I received a copy of this book from NetGalley in exchange for my honest review.
I’m never write sure what to make of the books I pick up from netgalley. I’ve read some really amazing things, and I’ve found some authors I will actively avoid in the future. I don’t mind the disparity of it; it’s part of the charm of the site. I’d rather have a mixed bag than always know what to expect.
I know, this is a pretty ominous opening to a review, huh? It sounds worse than it is, I promise.
THE NIGHT CHILD was a book I picked up quite a while ago, and only just recently had a chance to read it. The description seemed to promise some interesting looks into the human condition, as it were, and in that I was not disappointed. The trouble is, it felt like there were way too many things all happening at once. I see where the author was going with them all, but in a book the length of this one (not that long) and having a core concept that needs to punch as hard as this one does (spoilers) having the plot come across as messy and busy hurts what the author, I have to assume, is trying to do. It’s incredibly fragmented — which is fitting, given the topics of the story and the headspace of the main character, but again, it kept me from fully investing. We’re never given a strong reason to connect with Nora, other than she’s our narrator, and her past is messed up. The characters I truly end up caring about are more sideline. James. Fiona. John. David. They’re the ones caught in the cross fire of this roller coaster.

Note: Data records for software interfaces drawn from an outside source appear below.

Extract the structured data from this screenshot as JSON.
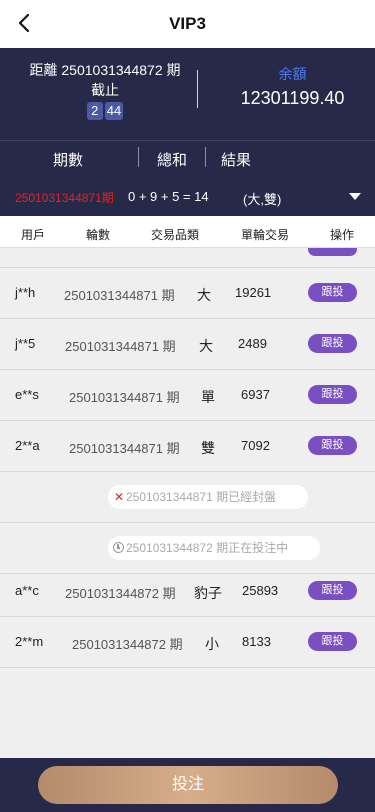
{
  "header": {
    "title": "VIP3"
  },
  "info": {
    "issue_line": "距離 2501031344872 期",
    "close_label": "截止",
    "countdown": [
      "2",
      "44"
    ],
    "balance_label": "余額",
    "balance_value": "12301199.40"
  },
  "result": {
    "headers": [
      "期數",
      "總和",
      "結果"
    ],
    "issue": "2501031344871期",
    "formula": "0 + 9 + 5 = 14",
    "attributes": "(大,雙)"
  },
  "columns": [
    "用戶",
    "輪數",
    "交易品類",
    "單輪交易",
    "操作"
  ],
  "follow_label": "跟投",
  "bets": [
    {
      "user": "j**h",
      "issue": "2501031344871 期",
      "item": "大",
      "amount": "19261"
    },
    {
      "user": "j**5",
      "issue": "2501031344871 期",
      "item": "大",
      "amount": "2489"
    },
    {
      "user": "e**s",
      "issue": "2501031344871 期",
      "item": "單",
      "amount": "6937"
    },
    {
      "user": "2**a",
      "issue": "2501031344871 期",
      "item": "雙",
      "amount": "7092"
    }
  ],
  "notices": {
    "closed": "2501031344871 期已經封盤",
    "open": "2501031344872 期正在投注中"
  },
  "bets_next": [
    {
      "user": "a**c",
      "issue": "2501031344872 期",
      "item": "豹子",
      "amount": "25893"
    },
    {
      "user": "2**m",
      "issue": "2501031344872 期",
      "item": "小",
      "amount": "8133"
    }
  ],
  "footer": {
    "bet_label": "投注"
  },
  "icons": [
    "back-arrow-icon",
    "caret-down-icon",
    "close-x-icon",
    "clock-icon"
  ],
  "colors": {
    "dark_bg": "#262a48",
    "accent_blue": "#4d7bf1",
    "issue_red": "#e52222",
    "follow_purple": "#7a4fc2",
    "bet_gold": "#c9a07e"
  }
}
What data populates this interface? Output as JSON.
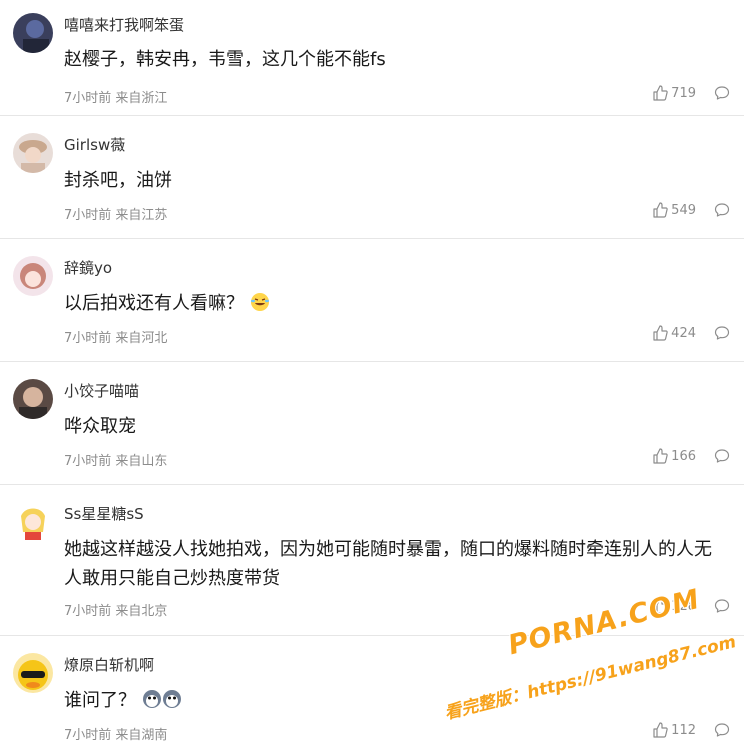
{
  "comments": [
    {
      "username": "嘻嘻来打我啊笨蛋",
      "text": "赵樱子，韩安冉，韦雪，这几个能不能fs",
      "time": "7小时前",
      "location": "来自浙江",
      "likes": "719"
    },
    {
      "username": "Girlsw薇",
      "text": "封杀吧，油饼",
      "time": "7小时前",
      "location": "来自江苏",
      "likes": "549"
    },
    {
      "username": "辞鏡yo",
      "text": "以后拍戏还有人看嘛？",
      "time": "7小时前",
      "location": "来自河北",
      "likes": "424"
    },
    {
      "username": "小饺子喵喵",
      "text": "哗众取宠",
      "time": "7小时前",
      "location": "来自山东",
      "likes": "166"
    },
    {
      "username": "Ss星星糖sS",
      "text": "她越这样越没人找她拍戏，因为她可能随时暴雷，随口的爆料随时牵连别人的人无人敢用只能自己炒热度带货",
      "time": "7小时前",
      "location": "来自北京",
      "likes": "128"
    },
    {
      "username": "燎原白斩机啊",
      "text": "谁问了？",
      "time": "7小时前",
      "location": "来自湖南",
      "likes": "112"
    }
  ],
  "watermark": {
    "line1": "PORNA.COM",
    "line2": "看完整版：https://91wang87.com"
  },
  "colors": {
    "meta": "#8c8c8c",
    "watermark": "#f7a21b"
  }
}
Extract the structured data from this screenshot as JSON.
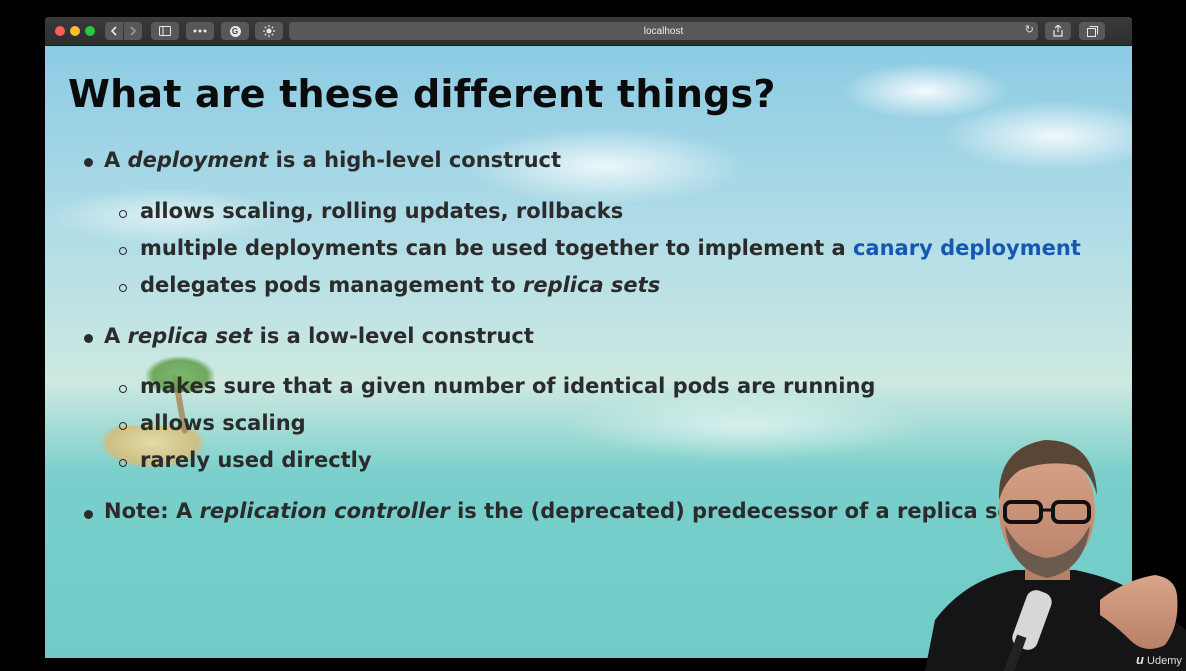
{
  "browser": {
    "url": "localhost",
    "icons": {
      "back": "chevron-left-icon",
      "forward": "chevron-right-icon",
      "sidebar": "sidebar-icon",
      "extensions": "more-dots-icon",
      "extension_g": "g-extension-icon",
      "brightness": "sun-icon",
      "reload": "reload-icon",
      "share": "share-icon",
      "tabs": "tabs-icon",
      "new_tab": "plus-icon"
    },
    "g_label": "G"
  },
  "slide": {
    "title": "What are these different things?",
    "bullet1": {
      "prefix": "A ",
      "emph": "deployment",
      "suffix": " is a high-level construct",
      "subs": [
        "allows scaling, rolling updates, rollbacks",
        "multiple deployments can be used together to implement a ",
        "delegates pods management to "
      ],
      "sub2_link": "canary deployment",
      "sub3_emph": "replica sets"
    },
    "bullet2": {
      "prefix": "A ",
      "emph": "replica set",
      "suffix": " is a low-level construct",
      "subs": [
        "makes sure that a given number of identical pods are running",
        "allows scaling",
        "rarely used directly"
      ]
    },
    "bullet3": {
      "prefix": "Note: A ",
      "emph": "replication controller",
      "suffix": " is the (deprecated) predecessor of a replica set"
    }
  },
  "watermark": {
    "logo": "u",
    "text": "Udemy"
  },
  "colors": {
    "link": "#1558b0",
    "text": "#2b2b2b",
    "title": "#0b0b0b"
  }
}
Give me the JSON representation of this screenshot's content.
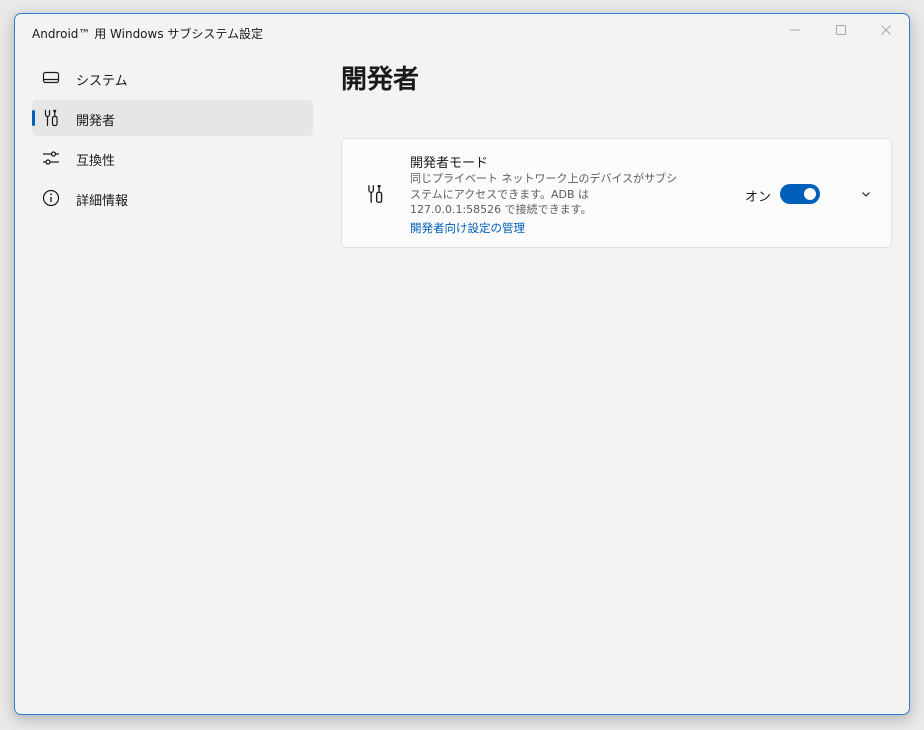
{
  "window": {
    "title": "Android™ 用 Windows サブシステム設定"
  },
  "caption_buttons": {
    "minimize_icon": "minimize-icon",
    "maximize_icon": "maximize-icon",
    "close_icon": "close-icon"
  },
  "sidebar": {
    "items": [
      {
        "label": "システム",
        "icon": "laptop-icon",
        "selected": false
      },
      {
        "label": "開発者",
        "icon": "tools-icon",
        "selected": true
      },
      {
        "label": "互換性",
        "icon": "sliders-icon",
        "selected": false
      },
      {
        "label": "詳細情報",
        "icon": "info-icon",
        "selected": false
      }
    ]
  },
  "main": {
    "page_title": "開発者",
    "developer_mode": {
      "icon": "tools-icon",
      "title": "開発者モード",
      "description": "同じプライベート ネットワーク上のデバイスがサブシステムにアクセスできます。ADB は 127.0.0.1:58526 で接続できます。",
      "link": "開発者向け設定の管理",
      "toggle_state_label": "オン",
      "toggle_on": true
    }
  },
  "colors": {
    "accent": "#005fb8",
    "window_border": "#2b7fd1",
    "background": "#f3f3f3"
  }
}
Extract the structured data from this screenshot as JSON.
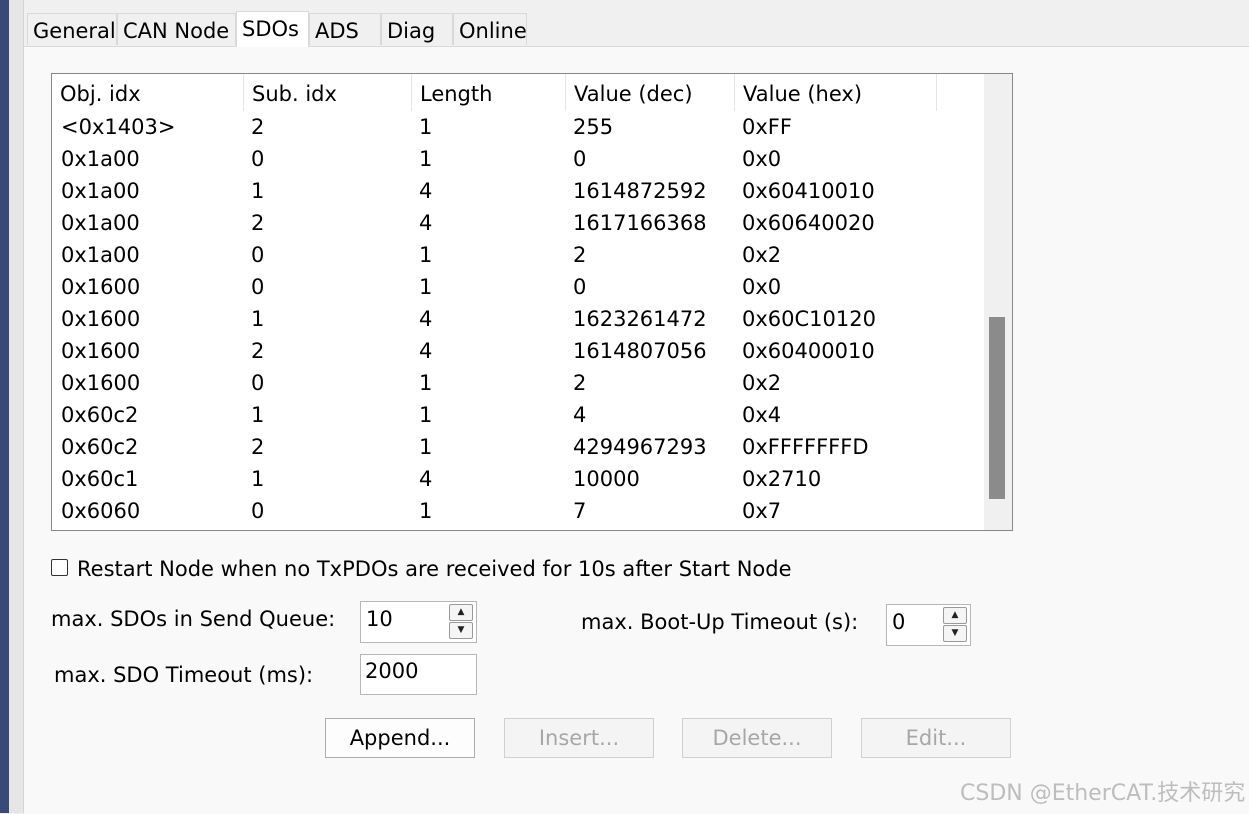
{
  "tabs": [
    "General",
    "CAN Node",
    "SDOs",
    "ADS",
    "Diag",
    "Online"
  ],
  "active_tab": "SDOs",
  "table": {
    "columns": [
      "Obj. idx",
      "Sub. idx",
      "Length",
      "Value (dec)",
      "Value (hex)"
    ],
    "rows": [
      [
        "<0x1403>",
        "2",
        "1",
        "255",
        "0xFF"
      ],
      [
        "0x1a00",
        "0",
        "1",
        "0",
        "0x0"
      ],
      [
        "0x1a00",
        "1",
        "4",
        "1614872592",
        "0x60410010"
      ],
      [
        "0x1a00",
        "2",
        "4",
        "1617166368",
        "0x60640020"
      ],
      [
        "0x1a00",
        "0",
        "1",
        "2",
        "0x2"
      ],
      [
        "0x1600",
        "0",
        "1",
        "0",
        "0x0"
      ],
      [
        "0x1600",
        "1",
        "4",
        "1623261472",
        "0x60C10120"
      ],
      [
        "0x1600",
        "2",
        "4",
        "1614807056",
        "0x60400010"
      ],
      [
        "0x1600",
        "0",
        "1",
        "2",
        "0x2"
      ],
      [
        "0x60c2",
        "1",
        "1",
        "4",
        "0x4"
      ],
      [
        "0x60c2",
        "2",
        "1",
        "4294967293",
        "0xFFFFFFFD"
      ],
      [
        "0x60c1",
        "1",
        "4",
        "10000",
        "0x2710"
      ],
      [
        "0x6060",
        "0",
        "1",
        "7",
        "0x7"
      ]
    ]
  },
  "options": {
    "restart_node_label": "Restart Node when no TxPDOs are received for 10s after Start Node",
    "restart_node_checked": false,
    "max_sdos_label": "max. SDOs in Send Queue:",
    "max_sdos_value": "10",
    "max_bootup_label": "max. Boot-Up Timeout (s):",
    "max_bootup_value": "0",
    "max_sdo_timeout_label": "max. SDO Timeout (ms):",
    "max_sdo_timeout_value": "2000"
  },
  "buttons": {
    "append": "Append...",
    "insert": "Insert...",
    "delete": "Delete...",
    "edit": "Edit..."
  },
  "watermark": "CSDN @EtherCAT.技术研究"
}
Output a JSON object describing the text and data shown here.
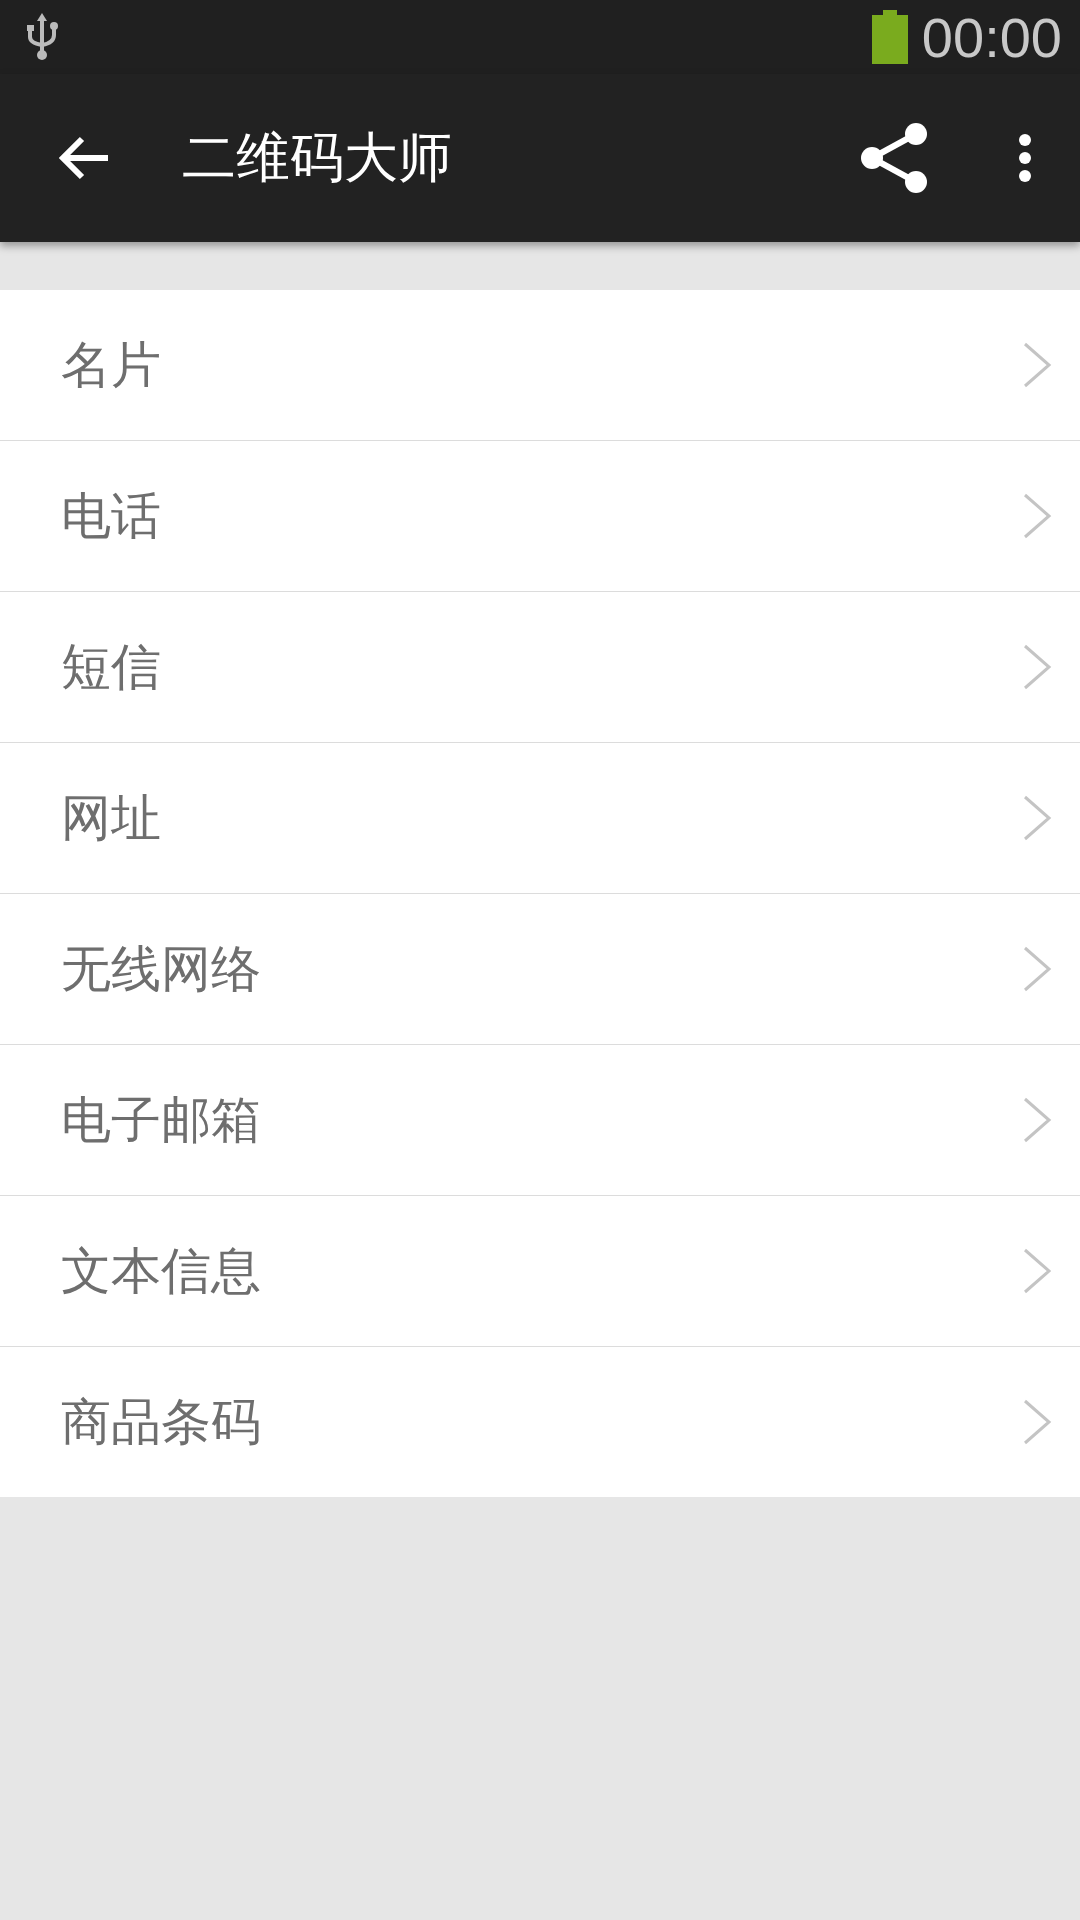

Our leads? Nope. This isn’t to say that I don’t understand why they act the way they do, because I basically do. But when both leads, who we are theoretically supposed to be rooting for, just make me go “eh”, something is wrong.
There are some pieces of truly beautiful writing tucked away in here, though. Descriptions that paint better pictures than many artists. And through it all, it is a very broken and jagged narrative. As it should be. It can border on incoherent, and still you don’t lose the story line. That takes skill.
I can’t speak to the psychology of the book. I don’t know if it’s accurate or fair, as I’ve never gone through what Nora has. It seemed believable enough to me, though I would love to hear the opinion of someone who knows better than me. And I have to admit, the ending left a lot to be desired. I’m not the kind of guy who is going to get all up in arms about loose threads, because I leave them too, sometimes intentionally. But this… This lacked resolution. It just… dropped. And when the whole book seems to be leading to that moment, leaving it with no denouement seemed unfortunate.
But as you can see, I’m not totally panning the book. I still consider it something worth a look. I may not be able to put my finger on a definite reason, but it’s worth that look.
Rating: *** – Worth a Look
THE NIGHT CHILD comes out tomorrow, January 30, 2018.